Some of things that seemed to be wrong with the Roku 4 revolved around its energy consumption: the device ran constantly (and ran hot); wouldn’t always turn on after a 30-minute energy energy saver; and, once off the Roku 4 wouldn’t turn on via the remote. Roku Ultra, at least in the 24 hours we’ve been running it, doesn’t run as hot as Roku 4.
We are confused though. On the Roku 4 there was a Power option to have the unit turn off after a certain amount of time up to 30 minutes, but we couldn’t find that option on the Ultra. There is, however, the option to sync with other devices (Roku 4 had this too, along with a setting called System Standby) which will, theoretically, switch the TV input (source) to Roku Ultra when its turned on or woken up. Just go to System > Control Other Devices > 1-Touch Play. [Update: Roku rolled out OS 7.6 starting in April and is said to be completed by June, 2017.]

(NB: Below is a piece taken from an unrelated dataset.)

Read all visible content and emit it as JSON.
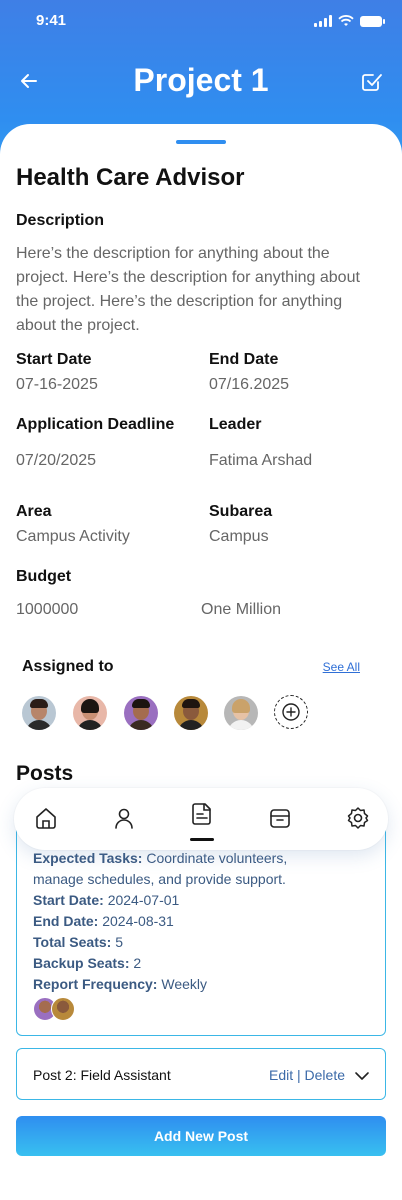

While the Roku is not streaming media you can choose a screensaver Options include default and mobile screensavers, Roku Digital Clock, Analog Clock, Nature in 4k screensaver, and a Facebook screensaver where you can show pictures from your profile once linked.

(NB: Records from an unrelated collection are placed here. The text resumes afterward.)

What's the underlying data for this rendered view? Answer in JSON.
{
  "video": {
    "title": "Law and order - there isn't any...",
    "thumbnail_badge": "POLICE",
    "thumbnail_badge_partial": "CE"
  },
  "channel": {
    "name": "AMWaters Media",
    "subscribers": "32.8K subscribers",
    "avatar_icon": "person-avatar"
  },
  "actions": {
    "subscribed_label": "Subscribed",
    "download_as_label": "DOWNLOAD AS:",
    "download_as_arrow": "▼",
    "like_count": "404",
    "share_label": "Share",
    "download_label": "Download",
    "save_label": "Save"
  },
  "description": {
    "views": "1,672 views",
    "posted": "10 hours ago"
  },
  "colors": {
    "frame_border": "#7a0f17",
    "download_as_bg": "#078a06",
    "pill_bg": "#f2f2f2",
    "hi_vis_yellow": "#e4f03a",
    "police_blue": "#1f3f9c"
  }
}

The remote also includes a microphone with which you can search using voice commands. The voice control is far from perfect though. We tried several times to search for “Transparent” but the results insisted upon “Dance Parent.” Then, when asking for “Luke Cage” the results kept giving us the movie “Caged” (1950).

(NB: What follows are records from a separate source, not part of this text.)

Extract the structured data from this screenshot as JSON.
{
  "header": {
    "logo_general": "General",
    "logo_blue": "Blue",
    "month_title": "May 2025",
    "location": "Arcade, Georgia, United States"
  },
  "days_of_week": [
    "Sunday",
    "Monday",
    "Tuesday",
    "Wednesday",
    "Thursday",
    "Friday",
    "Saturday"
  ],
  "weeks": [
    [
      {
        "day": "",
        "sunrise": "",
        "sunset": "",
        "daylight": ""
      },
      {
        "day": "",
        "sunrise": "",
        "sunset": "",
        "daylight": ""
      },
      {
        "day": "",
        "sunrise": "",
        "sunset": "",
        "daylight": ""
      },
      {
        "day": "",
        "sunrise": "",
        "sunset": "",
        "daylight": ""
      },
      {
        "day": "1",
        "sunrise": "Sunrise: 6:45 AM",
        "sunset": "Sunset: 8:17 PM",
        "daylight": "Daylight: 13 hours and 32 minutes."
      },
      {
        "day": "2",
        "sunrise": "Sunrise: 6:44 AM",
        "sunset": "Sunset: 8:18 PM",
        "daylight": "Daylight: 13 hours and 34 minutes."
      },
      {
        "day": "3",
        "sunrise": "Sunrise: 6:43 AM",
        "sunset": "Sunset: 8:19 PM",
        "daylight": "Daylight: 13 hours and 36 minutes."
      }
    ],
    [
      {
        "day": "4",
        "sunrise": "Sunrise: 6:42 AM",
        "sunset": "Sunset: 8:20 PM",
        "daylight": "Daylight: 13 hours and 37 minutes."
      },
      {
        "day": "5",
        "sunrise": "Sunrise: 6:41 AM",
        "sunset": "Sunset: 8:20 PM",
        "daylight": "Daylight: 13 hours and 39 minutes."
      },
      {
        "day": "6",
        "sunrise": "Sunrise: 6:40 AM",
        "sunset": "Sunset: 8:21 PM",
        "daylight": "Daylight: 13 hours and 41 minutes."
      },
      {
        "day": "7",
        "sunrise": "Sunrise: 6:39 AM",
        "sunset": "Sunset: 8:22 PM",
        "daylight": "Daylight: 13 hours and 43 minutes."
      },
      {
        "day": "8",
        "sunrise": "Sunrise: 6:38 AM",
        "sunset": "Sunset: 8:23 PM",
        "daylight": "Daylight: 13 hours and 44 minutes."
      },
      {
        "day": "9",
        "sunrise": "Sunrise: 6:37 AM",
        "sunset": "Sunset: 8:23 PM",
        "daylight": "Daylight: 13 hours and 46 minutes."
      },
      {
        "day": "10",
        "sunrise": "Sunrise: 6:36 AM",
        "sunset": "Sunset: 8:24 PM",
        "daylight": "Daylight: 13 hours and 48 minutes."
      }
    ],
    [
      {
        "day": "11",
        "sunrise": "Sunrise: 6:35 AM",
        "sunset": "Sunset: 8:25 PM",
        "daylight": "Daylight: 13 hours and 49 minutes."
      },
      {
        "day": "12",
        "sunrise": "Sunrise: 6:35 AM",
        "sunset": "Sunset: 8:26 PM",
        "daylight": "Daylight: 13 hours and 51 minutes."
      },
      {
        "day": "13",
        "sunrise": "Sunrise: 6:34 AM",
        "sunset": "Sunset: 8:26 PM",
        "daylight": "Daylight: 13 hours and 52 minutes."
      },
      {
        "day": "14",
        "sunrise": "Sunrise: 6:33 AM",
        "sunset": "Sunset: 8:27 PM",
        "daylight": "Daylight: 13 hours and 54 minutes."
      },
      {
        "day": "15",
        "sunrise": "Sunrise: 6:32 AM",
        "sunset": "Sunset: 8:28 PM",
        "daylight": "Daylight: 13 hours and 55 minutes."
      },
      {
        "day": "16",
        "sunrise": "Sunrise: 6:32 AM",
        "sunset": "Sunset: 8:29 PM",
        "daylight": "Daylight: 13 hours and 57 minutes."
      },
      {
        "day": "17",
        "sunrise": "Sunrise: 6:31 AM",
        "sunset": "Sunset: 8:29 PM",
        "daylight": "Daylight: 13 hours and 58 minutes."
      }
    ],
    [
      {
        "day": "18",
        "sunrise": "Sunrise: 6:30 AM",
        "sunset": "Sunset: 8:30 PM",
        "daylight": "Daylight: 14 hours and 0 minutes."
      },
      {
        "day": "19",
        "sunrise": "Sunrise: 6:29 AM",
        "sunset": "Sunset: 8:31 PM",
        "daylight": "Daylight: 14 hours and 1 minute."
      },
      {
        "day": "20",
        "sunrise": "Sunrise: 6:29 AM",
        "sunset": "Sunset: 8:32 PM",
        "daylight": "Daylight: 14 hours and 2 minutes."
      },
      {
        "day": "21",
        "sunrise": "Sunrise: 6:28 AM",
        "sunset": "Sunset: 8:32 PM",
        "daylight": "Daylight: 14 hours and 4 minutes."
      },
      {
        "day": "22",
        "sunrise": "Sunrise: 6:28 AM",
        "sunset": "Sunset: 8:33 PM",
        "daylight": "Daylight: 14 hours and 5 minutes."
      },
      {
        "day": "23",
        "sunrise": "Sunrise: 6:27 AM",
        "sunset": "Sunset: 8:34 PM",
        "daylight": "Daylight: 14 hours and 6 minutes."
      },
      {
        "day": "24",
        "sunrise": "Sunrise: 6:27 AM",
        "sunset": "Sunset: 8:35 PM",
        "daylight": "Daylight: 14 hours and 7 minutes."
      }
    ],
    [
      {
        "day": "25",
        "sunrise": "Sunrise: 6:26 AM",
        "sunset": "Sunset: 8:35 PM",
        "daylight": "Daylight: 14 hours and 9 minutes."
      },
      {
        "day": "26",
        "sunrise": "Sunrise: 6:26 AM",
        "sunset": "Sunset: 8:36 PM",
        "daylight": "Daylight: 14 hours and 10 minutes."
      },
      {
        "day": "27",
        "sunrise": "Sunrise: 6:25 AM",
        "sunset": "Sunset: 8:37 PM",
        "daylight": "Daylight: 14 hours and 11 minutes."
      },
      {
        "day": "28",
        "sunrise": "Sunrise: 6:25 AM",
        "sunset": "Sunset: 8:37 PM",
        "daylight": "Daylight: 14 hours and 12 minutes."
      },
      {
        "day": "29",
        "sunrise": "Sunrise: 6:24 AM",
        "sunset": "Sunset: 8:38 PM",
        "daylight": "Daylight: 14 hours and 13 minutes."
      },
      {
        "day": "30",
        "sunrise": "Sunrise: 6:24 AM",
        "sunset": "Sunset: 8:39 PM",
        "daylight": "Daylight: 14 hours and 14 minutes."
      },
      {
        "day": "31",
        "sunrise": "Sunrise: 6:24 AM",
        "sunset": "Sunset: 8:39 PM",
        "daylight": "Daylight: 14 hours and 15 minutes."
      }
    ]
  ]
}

When we finally got the results we wanted, the software brought us to the service’s homepage (Amazon or Netflix) rather the specific title. After several tries it was easier to just go directly to Amazon or Netflix rather than use voice commands. However, Roku does offer a “Follow” option for titles that you want to keep up with.
If you bought a Roku 4 you might feel shammed by the fact the device may never support HDR, and that you have to fork over $129 for the Roku Ultra or $99 for the Premiere+. But we’ve heard some customers have been sent $50 credit codes for the Ultra, bringing down the cost to just $79. Contact Roku see if your Roku 4 purchase qualifies you for the upgrade discount. Update: Roku is now selling the Roku Ultra for $109.99. The Premiere+ is selling for $89.99. And, the Premiere (no HDR support) is selling for $69.99.
If you never owned a Roku 4 the Roku Ultra is the most logical step up from previous Roku models, especially if you have a 4k TV that supports HDR. However, if your Ultra HD TV doesn’t support HDR, consider one of the lower-priced new Roku 4k models including the Roku Premiere ($79.99) and Roku Premiere+ ($99.99).